“Knowledge is knowing that a tomato is a fruit; wisdom is not putting it in a fruit salad.”
Attributed to British journalist and humorist Miles Kington (1941–2008), that aphorism nicely sums up the distinction between knowledge and wisdom.
Unlike knowledge, wisdom is one of the four cardinal virtues, which are acquired by practice and habit rather than from the pages of a textbook or the words of a teacher.
Most commentators agree that, unlike calculus or geography, wisdom can’t be taught in a classroom. However, it can be encouraged to grow and thrive. Two of history’s greatest teachers, for example, Socrates and Jesus, sought to inspire wisdom seekers among their followers—Socrates by his questions and Jesus by his parables. Closer to our time, 19th-century American writers aimed at this same target by including a heavy dose of traditional moral teachings and stories in their textbooks.
Given the often-reported confusion and mental distress among our children and youth today, we might do well to follow the examples of these ancestors and work to nurture in the young their capacity for discernment and wisdom.
Literature and HistoryAesop’s fables; Lucy Montgomery’s “Anne of Green Gables” stories; the age-appropriate biographies of figures such as George Washington, Amelia Earhart, and Theodore Roosevelt; the novels of Jane Austen; and the plays of Shakespeare: These and thousands of other stories offer a wealth of lessons that help sharpen judgment.
Words of the WiseFor the past 60 years, our society has seen the breakdown of marriage and family, the rise of a youth culture, and rapid technological advances, especially in communication and social media. The consequence? The mentors of our young people are frequently their peers, adolescents, teens, and 20-somethings just like themselves.
The Art of the PauseOne common sign of wisdom is the ability, when confronted by a problem, to step back and consider choices and outcomes before acting on a decision. Many adults, from some of our politicians to our next-door neighbors, lack this talent for weighing consequences. They remain stuck in adolescence, mistaking glitter for gold and jumping into situations with little regard for consequences.
Guided FailureNo parent wants to see a child fail. Some parents nag their 10th graders to put away their phones and study for the next day’s biology exam. Others reinforce with sympathy a teenager’s excuses for quitting a summer job after only two days. Some even call a college professor to protest a child’s grade of C on an exam.
Standards for a Good LifeEarly training in virtues such as honesty, kindness, persistence, and courage breeds wisdom. By teaching these character strengths to our children and by living them out ourselves, we help on the arduous climb toward wisdom. For instance, kindness teaches an understanding of others.
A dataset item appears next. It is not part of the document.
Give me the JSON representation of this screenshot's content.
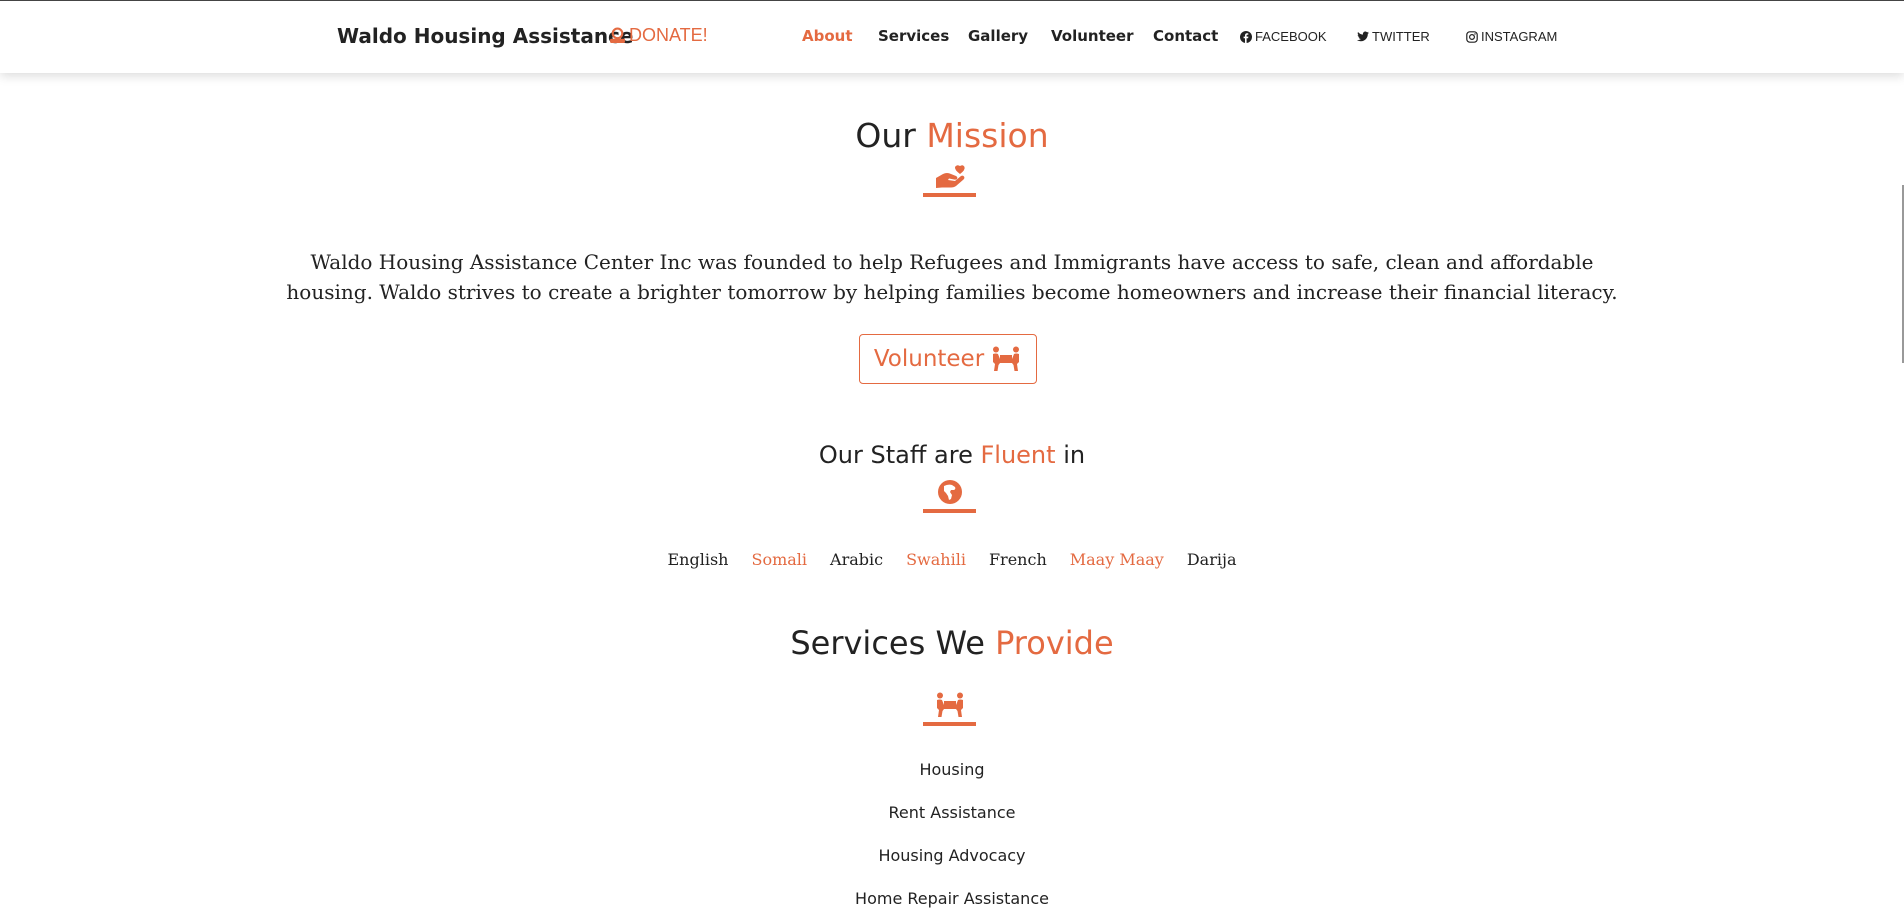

To bravely face up to trouble rather than run away will someday make them wise counselors in a marriage or the workplace.
A Humble SpiritThe serenity prayer encapsulates the humility that accompanies wisdom: “God, grant me the serenity to accept the things I cannot change, the courage to change the things I can, and the wisdom to know the difference.” Recognizing our limitations is a mark of the wise and will allow us to enjoy the serenity mentioned in the prayer, another tool in the practice of good judgment.
Tales and even jokes are told of sages living on top of mountains. The mountain represents an arduous and even dangerous climb; the sage is wisdom.
When we encourage our young people to become seekers of wisdom from an early age, we’re giving them a boost up that mountain.